And this game.
Will Grier and Josh Jackson played a game of one-upmanship until the very end, throwing and running their way to big plays. Ultimately, Jackson had the upper hand and Virginia Tech won 31-24 in a renewed rivalry game turned instant classic.
Jackson finished with 235 yards passing and 101 yards rushing and two total touchdowns; Grier finished with 371 yards passing and three touchdowns.
The game was in doubt until the very end. Grier drove West Virginia to the Virginia Tech 15-yard line with nine seconds left, thanks to a nifty fourth-down run that featured a hurdle over a defender. His pass to David Sills in the end zone was dropped; on the final play of the game, West Virginia was called for multiple penalties and it was over.
Though both teams started slowly, Grier and Jackson looked far more comfortable after halftime and started making one play after another.
The game turned into a back-and-forth battle midway through the third quarter. After Virginia Tech kicker Joey Slye missed a 38-yard field goal attempt that would have given the Hokies a 20-10 lead, Grier led the Mountaineers down the field for a touchdown.
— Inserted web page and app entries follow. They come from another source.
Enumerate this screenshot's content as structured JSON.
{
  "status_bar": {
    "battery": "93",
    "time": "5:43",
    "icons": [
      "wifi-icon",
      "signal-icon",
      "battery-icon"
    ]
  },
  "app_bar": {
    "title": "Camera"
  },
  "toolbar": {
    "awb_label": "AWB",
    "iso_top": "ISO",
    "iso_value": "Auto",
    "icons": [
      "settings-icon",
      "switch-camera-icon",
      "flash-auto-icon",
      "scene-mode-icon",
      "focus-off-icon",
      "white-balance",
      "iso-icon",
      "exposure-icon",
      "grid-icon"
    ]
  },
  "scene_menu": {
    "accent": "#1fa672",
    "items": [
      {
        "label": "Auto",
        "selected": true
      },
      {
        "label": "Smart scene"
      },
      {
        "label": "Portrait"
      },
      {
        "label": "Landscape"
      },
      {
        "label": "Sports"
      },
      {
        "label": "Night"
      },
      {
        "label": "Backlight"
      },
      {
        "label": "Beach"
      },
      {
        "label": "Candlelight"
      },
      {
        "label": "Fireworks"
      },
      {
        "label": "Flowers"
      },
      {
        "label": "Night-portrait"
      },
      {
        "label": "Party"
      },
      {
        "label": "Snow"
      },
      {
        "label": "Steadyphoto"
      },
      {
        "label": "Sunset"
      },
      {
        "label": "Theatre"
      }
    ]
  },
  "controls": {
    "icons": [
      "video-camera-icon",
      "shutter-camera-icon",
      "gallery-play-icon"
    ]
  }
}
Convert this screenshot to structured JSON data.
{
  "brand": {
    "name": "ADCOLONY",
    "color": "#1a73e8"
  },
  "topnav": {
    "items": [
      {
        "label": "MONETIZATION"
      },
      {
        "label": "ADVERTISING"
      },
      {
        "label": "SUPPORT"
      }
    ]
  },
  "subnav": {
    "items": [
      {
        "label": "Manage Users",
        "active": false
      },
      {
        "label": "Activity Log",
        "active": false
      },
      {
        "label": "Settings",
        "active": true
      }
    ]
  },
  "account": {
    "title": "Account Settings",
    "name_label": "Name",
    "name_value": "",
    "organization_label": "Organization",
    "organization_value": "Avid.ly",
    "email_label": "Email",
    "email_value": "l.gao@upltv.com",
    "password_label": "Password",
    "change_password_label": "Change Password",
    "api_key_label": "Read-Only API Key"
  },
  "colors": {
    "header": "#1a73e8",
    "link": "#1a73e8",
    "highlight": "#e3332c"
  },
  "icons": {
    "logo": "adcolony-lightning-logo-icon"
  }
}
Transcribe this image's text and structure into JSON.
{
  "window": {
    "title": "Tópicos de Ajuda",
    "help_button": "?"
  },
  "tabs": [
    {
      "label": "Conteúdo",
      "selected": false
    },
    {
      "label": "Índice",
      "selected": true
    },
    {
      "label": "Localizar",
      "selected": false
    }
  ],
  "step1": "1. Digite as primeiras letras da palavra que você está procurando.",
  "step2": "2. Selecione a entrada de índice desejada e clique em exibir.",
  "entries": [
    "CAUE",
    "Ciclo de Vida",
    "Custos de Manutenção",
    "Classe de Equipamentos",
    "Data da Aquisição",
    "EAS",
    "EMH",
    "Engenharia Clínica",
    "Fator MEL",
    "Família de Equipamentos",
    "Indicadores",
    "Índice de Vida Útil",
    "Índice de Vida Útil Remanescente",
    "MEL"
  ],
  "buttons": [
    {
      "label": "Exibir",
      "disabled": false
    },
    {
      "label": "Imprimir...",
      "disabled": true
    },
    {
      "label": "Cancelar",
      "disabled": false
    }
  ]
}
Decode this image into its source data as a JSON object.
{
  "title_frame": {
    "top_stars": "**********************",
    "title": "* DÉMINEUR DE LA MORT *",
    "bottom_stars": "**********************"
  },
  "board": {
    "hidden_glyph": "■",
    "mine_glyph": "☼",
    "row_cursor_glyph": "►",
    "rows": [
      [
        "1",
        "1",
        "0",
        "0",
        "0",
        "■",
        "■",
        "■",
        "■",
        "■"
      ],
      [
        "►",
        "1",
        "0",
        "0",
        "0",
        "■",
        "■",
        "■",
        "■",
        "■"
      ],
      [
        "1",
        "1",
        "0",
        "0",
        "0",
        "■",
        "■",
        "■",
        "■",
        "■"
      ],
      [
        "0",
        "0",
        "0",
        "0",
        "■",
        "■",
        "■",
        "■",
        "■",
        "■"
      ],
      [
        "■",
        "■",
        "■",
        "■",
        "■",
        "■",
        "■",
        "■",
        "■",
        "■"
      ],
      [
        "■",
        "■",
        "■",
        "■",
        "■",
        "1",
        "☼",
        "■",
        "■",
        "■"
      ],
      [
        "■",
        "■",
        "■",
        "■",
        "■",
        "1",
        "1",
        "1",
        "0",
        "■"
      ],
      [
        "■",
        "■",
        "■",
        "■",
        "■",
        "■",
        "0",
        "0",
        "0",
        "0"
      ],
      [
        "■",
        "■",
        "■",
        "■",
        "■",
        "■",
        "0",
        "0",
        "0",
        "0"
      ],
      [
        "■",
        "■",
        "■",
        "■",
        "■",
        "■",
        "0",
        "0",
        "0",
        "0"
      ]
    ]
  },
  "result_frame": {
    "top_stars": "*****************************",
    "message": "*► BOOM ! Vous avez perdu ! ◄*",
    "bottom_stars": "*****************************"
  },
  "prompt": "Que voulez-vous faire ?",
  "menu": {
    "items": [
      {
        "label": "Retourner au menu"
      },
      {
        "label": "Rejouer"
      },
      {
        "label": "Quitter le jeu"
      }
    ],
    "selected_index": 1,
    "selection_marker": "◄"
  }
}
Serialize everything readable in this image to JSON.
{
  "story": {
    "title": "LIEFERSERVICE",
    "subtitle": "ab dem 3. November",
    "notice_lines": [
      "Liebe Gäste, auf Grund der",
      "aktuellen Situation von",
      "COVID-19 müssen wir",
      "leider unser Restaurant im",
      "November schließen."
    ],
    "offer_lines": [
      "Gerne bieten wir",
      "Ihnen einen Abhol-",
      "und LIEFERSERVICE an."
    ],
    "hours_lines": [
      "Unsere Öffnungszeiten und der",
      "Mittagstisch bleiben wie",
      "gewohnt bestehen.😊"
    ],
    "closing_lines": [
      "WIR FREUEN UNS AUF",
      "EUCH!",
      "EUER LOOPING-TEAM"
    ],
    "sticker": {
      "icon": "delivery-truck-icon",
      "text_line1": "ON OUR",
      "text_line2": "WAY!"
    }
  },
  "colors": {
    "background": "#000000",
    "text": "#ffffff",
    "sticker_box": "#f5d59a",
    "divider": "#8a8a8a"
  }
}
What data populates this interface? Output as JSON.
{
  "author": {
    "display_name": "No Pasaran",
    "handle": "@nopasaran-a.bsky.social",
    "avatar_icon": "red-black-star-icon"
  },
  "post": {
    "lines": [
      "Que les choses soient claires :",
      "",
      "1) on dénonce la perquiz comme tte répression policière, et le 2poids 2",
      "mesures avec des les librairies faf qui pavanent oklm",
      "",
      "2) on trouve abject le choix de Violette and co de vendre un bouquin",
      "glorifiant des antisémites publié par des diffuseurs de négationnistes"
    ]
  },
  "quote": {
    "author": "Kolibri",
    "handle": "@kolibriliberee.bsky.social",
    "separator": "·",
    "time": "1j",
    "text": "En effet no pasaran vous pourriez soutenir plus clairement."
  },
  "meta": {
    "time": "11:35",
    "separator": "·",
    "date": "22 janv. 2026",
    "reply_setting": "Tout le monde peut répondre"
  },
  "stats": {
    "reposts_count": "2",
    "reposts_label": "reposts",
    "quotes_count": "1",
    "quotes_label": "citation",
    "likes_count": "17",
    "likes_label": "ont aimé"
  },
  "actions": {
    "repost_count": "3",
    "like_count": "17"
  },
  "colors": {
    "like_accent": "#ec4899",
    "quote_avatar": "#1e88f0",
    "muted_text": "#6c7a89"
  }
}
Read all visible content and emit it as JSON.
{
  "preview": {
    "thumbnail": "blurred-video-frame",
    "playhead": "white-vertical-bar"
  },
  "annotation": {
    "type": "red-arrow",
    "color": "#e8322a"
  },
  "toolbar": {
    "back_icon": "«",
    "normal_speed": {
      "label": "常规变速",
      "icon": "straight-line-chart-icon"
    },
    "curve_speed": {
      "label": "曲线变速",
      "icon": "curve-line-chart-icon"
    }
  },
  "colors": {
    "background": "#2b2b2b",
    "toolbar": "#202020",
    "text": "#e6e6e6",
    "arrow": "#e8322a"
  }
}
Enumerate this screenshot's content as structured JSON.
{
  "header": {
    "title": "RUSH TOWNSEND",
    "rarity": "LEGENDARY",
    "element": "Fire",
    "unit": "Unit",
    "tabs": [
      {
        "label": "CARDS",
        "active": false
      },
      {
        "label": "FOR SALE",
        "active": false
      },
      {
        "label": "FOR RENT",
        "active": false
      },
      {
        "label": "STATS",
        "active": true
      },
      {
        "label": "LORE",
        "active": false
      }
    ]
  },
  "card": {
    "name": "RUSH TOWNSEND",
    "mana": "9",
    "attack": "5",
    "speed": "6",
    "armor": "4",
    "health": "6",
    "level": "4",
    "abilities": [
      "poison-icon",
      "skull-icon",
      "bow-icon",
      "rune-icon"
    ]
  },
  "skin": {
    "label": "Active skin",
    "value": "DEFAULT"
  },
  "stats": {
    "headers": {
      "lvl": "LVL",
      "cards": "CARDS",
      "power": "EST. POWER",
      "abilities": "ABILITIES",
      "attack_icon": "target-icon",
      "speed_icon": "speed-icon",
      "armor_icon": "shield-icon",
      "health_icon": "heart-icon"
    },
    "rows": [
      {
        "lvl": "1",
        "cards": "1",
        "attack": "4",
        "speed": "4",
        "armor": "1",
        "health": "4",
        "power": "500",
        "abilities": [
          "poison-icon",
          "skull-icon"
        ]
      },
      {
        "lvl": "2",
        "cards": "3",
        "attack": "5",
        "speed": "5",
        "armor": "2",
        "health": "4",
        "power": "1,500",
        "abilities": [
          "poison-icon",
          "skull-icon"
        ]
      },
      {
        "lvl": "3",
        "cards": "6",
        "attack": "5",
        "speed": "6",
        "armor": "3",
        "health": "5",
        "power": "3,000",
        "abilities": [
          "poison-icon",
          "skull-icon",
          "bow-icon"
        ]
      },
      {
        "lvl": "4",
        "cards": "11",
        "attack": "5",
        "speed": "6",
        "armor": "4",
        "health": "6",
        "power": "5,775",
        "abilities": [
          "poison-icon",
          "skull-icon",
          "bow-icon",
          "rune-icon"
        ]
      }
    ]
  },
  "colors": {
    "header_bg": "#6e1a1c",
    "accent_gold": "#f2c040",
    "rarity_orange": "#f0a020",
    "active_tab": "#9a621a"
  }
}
Virginia Tech got a huge kickoff return, and Jackson threw a 32-yard touchdown pass to Cam Phillips on the next play to give Virginia Tech the lead again. Somehow, the best player on the Virginia Tech offense was left all alone in the West Virginia secondary, and he capitalized. Along with Jackson, Phillips was remarkable in his own right with a career-high 138 yards receiving.
The game may have turned on the following possession. After driving down to the Virginia Tech 23, thanks in large part to a 43-yard throw from Grier to Gary Jennings, coach Dana Holgorsen was flagged for an unsportsmanlike-conduct penalty and the Mountaineers had to punt.
Still, Grier had plenty of plays left in him – a 60-yard touchdown pass to Jennings early in the fourth quarter tied the game again. At that point, Grier went from going 0-for-5 in the first half on pass plays 20 yards or longer, to 4-of-7 for 160 yards. Clearly, he was getting better as the game wore on, much to the chagrin of Gators fans who watched their former quarterback put up numbers nobody has matched for their team since Tim Tebow.
But Jackson was getting better, too. His best drive came later in the fourth quarter. Virginia Tech coaches called a run play for No. 17 up the middle of the West Virginia defense, catching the Mountaineers completely off guard. He dashed for 46 yards, evoking memories of the last freshman to start a game for Virginia Tech (who also had a 7 on his jersey). Nobody should compare Jackson to Michael Vick just yet, but his numbers are better than those Vick put up in his debut -- for those interested in a point of reference.
Given the way Jackson grew up over four quarters, Virginia Tech should clearly be a contender to repeat as Coastal Division champ. As for West Virginia, it is pretty clear that with Grier leading the way, the Mountaineers are going to be involved in many more games like this one. The hope is to pull them out.